NO3 --> (reduction) NO2 --> NO -->

The next method is combination of aerobic, anoxic and anaerobic and is the most effective one. This method not only removes the organic and reduces BOD, it also removes phosphorous and nitrogen from the wastewater. It could be suspended or attached growth. 

Here, I would like to explain a little bit more about nitrogen and phosphorus removal. As it was mentioned earlier, mixed methods would also remove nitrogen and phosphorous from the wastewater. The process is not difficult. There is a slight difference between nitrogen removal and removing of phosphorus.
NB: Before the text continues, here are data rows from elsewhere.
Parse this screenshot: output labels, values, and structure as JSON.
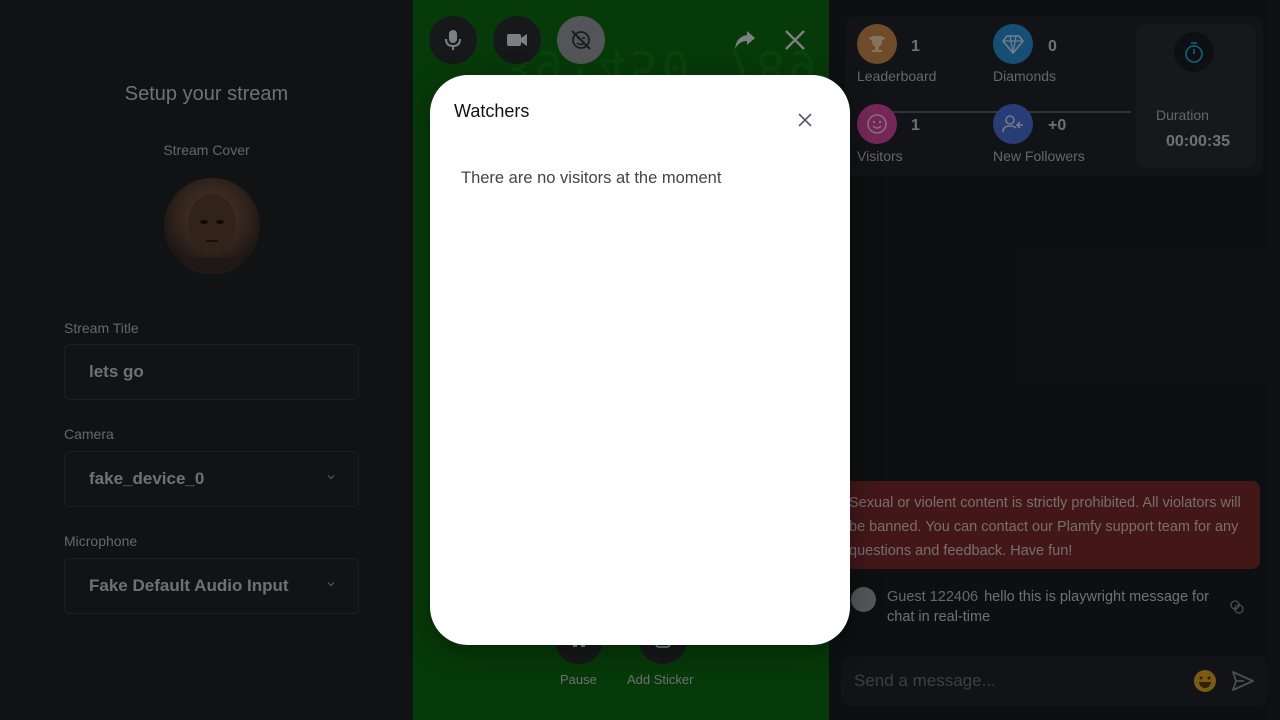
{
  "setup": {
    "title": "Setup your stream",
    "cover_label": "Stream Cover",
    "stream_title_label": "Stream Title",
    "stream_title_value": "lets go",
    "camera_label": "Camera",
    "camera_value": "fake_device_0",
    "microphone_label": "Microphone",
    "microphone_value": "Fake Default Audio Input"
  },
  "video": {
    "background_digits": "39:450 789",
    "controls": [
      "microphone-icon",
      "camera-icon",
      "effects-off-icon",
      "share-icon",
      "close-icon"
    ],
    "bottom_buttons": [
      {
        "label": "Pause",
        "icon": "pause-icon"
      },
      {
        "label": "Add Sticker",
        "icon": "sticker-icon"
      }
    ]
  },
  "stats": {
    "leaderboard": {
      "label": "Leaderboard",
      "value": "1",
      "color": "#c98a4b"
    },
    "diamonds": {
      "label": "Diamonds",
      "value": "0",
      "color": "#2a8fd6"
    },
    "visitors": {
      "label": "Visitors",
      "value": "1",
      "color": "#d64a9e"
    },
    "followers": {
      "label": "New Followers",
      "value": "+0",
      "color": "#4a6fd6"
    },
    "duration": {
      "label": "Duration",
      "value": "00:00:35"
    }
  },
  "chat": {
    "notice": "Sexual or violent content is strictly prohibited. All violators will be banned. You can contact our Plamfy support team for any questions and feedback. Have fun!",
    "messages": [
      {
        "user": "Guest 122406",
        "text": "hello this is playwright message for chat in real-time"
      }
    ],
    "input_placeholder": "Send a message..."
  },
  "modal": {
    "title": "Watchers",
    "empty_text": "There are no visitors at the moment"
  },
  "colors": {
    "video_bg": "#0d6b12",
    "notice_bg": "#7a2a2d",
    "accent_timer": "#1fa3c8"
  }
}
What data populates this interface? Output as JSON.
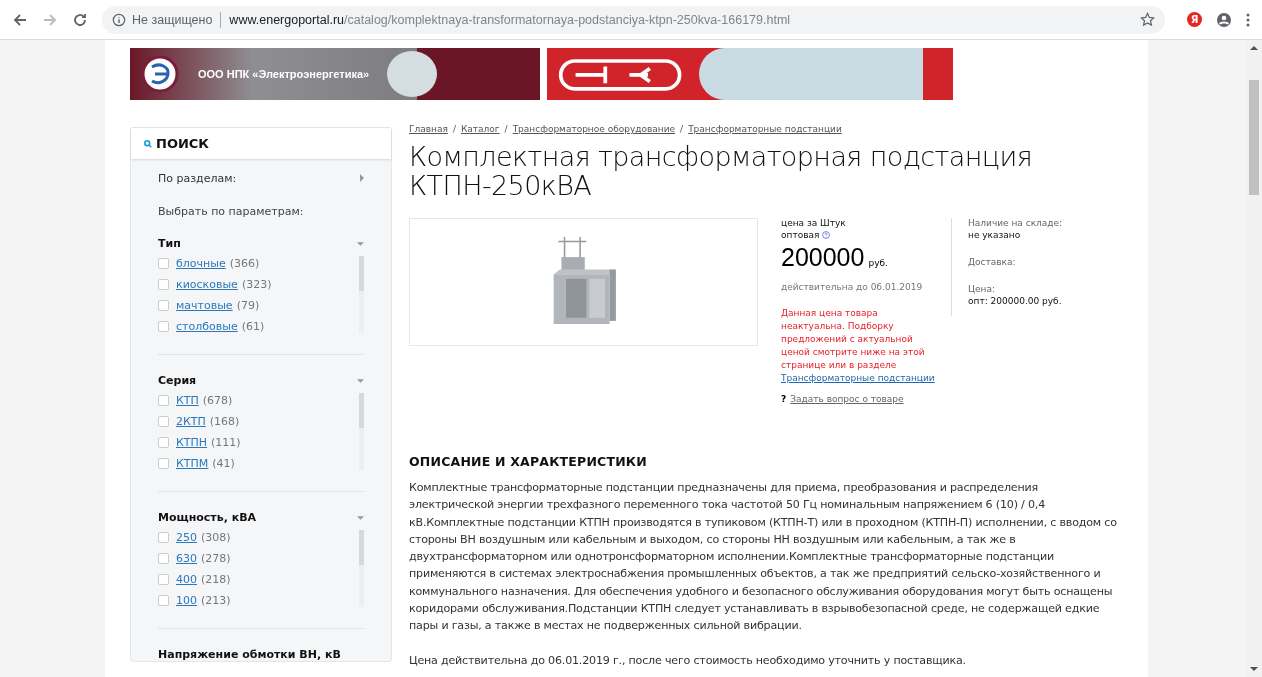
{
  "browser": {
    "security": "Не защищено",
    "url_host": "www.energoportal.ru",
    "url_path": "/catalog/komplektnaya-transformatornaya-podstanciya-ktpn-250kva-166179.html",
    "profile_badge": "Я"
  },
  "banners": {
    "left_text": "ООО НПК «Электроэнергетика»"
  },
  "sidebar": {
    "title": "ПОИСК",
    "sections_label": "По разделам:",
    "params_label": "Выбрать по параметрам:",
    "groups": [
      {
        "title": "Тип",
        "expanded": true,
        "items": [
          {
            "label": "блочные",
            "count": "(366)",
            "checked": false
          },
          {
            "label": "киосковые",
            "count": "(323)",
            "checked": false
          },
          {
            "label": "мачтовые",
            "count": "(79)",
            "checked": false
          },
          {
            "label": "столбовые",
            "count": "(61)",
            "checked": false
          }
        ]
      },
      {
        "title": "Серия",
        "expanded": true,
        "items": [
          {
            "label": "КТП",
            "count": "(678)",
            "checked": false
          },
          {
            "label": "2КТП",
            "count": "(168)",
            "checked": false
          },
          {
            "label": "КТПН",
            "count": "(111)",
            "checked": false
          },
          {
            "label": "КТПМ",
            "count": "(41)",
            "checked": false
          }
        ]
      },
      {
        "title": "Мощность, кВА",
        "expanded": true,
        "items": [
          {
            "label": "250",
            "count": "(308)",
            "checked": false
          },
          {
            "label": "630",
            "count": "(278)",
            "checked": false
          },
          {
            "label": "400",
            "count": "(218)",
            "checked": false
          },
          {
            "label": "100",
            "count": "(213)",
            "checked": false
          }
        ]
      },
      {
        "title": "Напряжение обмотки ВН, кВ"
      }
    ]
  },
  "breadcrumbs": [
    "Главная",
    "Каталог",
    "Трансформаторное оборудование",
    "Трансформаторные подстанции"
  ],
  "breadcrumb_separator": "/",
  "title": "Комплектная трансформаторная подстанция КТПН-250кВА",
  "price": {
    "unit_label": "цена за Штук",
    "type_label": "оптовая",
    "amount": "200000",
    "currency": "руб.",
    "valid": "действительна до 06.01.2019",
    "warning": "Данная цена товара неактуальна. Подборку предложений с актуальной ценой смотрите ниже на этой странице или в разделе",
    "warning_link": "Трансформаторные подстанции",
    "question_mark": "?",
    "question_link": "Задать вопрос о товаре"
  },
  "info": [
    {
      "label": "Наличие на складе:",
      "value": "не указано"
    },
    {
      "label": "Доставка:"
    },
    {
      "label": "Цена:",
      "value": "опт: 200000.00 руб."
    }
  ],
  "description": {
    "heading": "ОПИСАНИЕ И ХАРАКТЕРИСТИКИ",
    "text": "Комплектные трансформаторные подстанции предназначены для приема, преобразования и распределения электрической энергии трехфазного переменного тока частотой 50 Гц номинальным напряжением 6 (10) / 0,4 кВ.Комплектные подстанции КТПН производятся в тупиковом (КТПН-Т) или в проходном (КТПН-П) исполнении, с вводом со стороны ВН воздушным или кабельным и выходом, со стороны НН воздушным или кабельным, а так же в двухтрансформаторном или однотронсформаторном исполнении.Комплектные трансформаторные подстанции применяются в системах электроснабжения промышленных объектов, а так же предприятий сельско-хозяйственного и коммунального назначения. Для обеспечения удобного и безопасного обслуживания оборудования могут быть оснащены коридорами обслуживания.Подстанции КТПН следует устанавливать в взрывобезопасной среде, не содержащей едкие пары и газы, а также в местах не подверженных сильной вибрации.",
    "note": "Цена действительна до 06.01.2019 г., после чего стоимость необходимо уточнить у поставщика."
  }
}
In order to remove nitrogen you need to nitrify first in aerobic process and then you have to put the wastewater in anaerobic process so the nitrogen will be released as gas. To remove the phosphorus, it is the other way around as first wastewater should go through anaerobic process and then aerobic. Phosphorus is consumed by bacteria and when the bacteria die, they go at the bottom of the settlement tank as sludge. By removing the sludge, phosphorus is also removed. The figure below shows the removal of nitrogen and phosphorus.

Nitrogen and Phosphorus Removal
 
According to the figure above, the wastewater goes for anaerobic process first and then anoxic. In this level, nitrogen is removed. Now you may ask, how come nitrogen is removed from anaerobic to anoxic while we said, it would be removed if there is aerobic and then anaerobic processes? The point is that the wastewater is coming back in again as  influent. So according to the figure above, the last level before the settlement tank is aerobic process, so after that if we have anaerobic process, the nitrogen is removed through de-nitrification and reduction process. From anaerobic to aerobic, the phosphorus is absorbed by bacteria and in the settlement tank, by removing the sludge, we remove the phosphorus. Therefore, we can say one of the main purpose of aeration is to remove the nutrients as well as reducing the BOD by organic consumption.


In the next post, I will explain the pond system.